The World’s Most Dangerous Podcast
Fun discussion this week about GM Nick Krall’s ascension to the head spot in the Reds baseball operations department, and what it means for the future of the club. Also: awards season is upon us, and the Reds have three players firmly in the mix.
We talk about the Cincinnati Reds — for better or for worse — every single week on RNR. Join us for free by subscribing everywhere you find dangerous podcasts. Or any other podcast, really. And you can support the podcast here.
Thanks for subscribing! The Riverfront is designed to be a place we can explore the experience of being a sports fan in a city that often seems to break our hearts. I want to investigate the things that bring us together as a community, instead of the constant drumbeat you hear elsewhere about the things that divide us.
Feel free to forward this newsletter to any of your Cincinnati sports-loving friends, or send them to our Substack site so they can subscribe for free.
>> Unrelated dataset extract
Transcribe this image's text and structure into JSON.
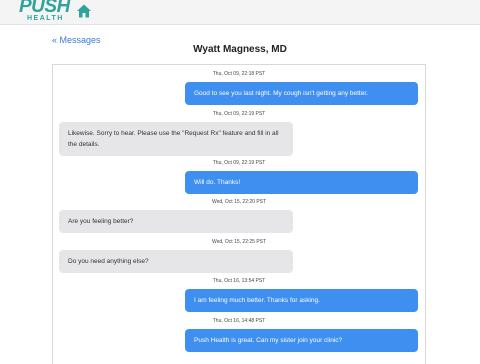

If you have any comments, or just want to argue with me about anything I’ve written, feel free to shoot me an email at firstname.lastname@example.org. The best comments will be featured in a future newsletter.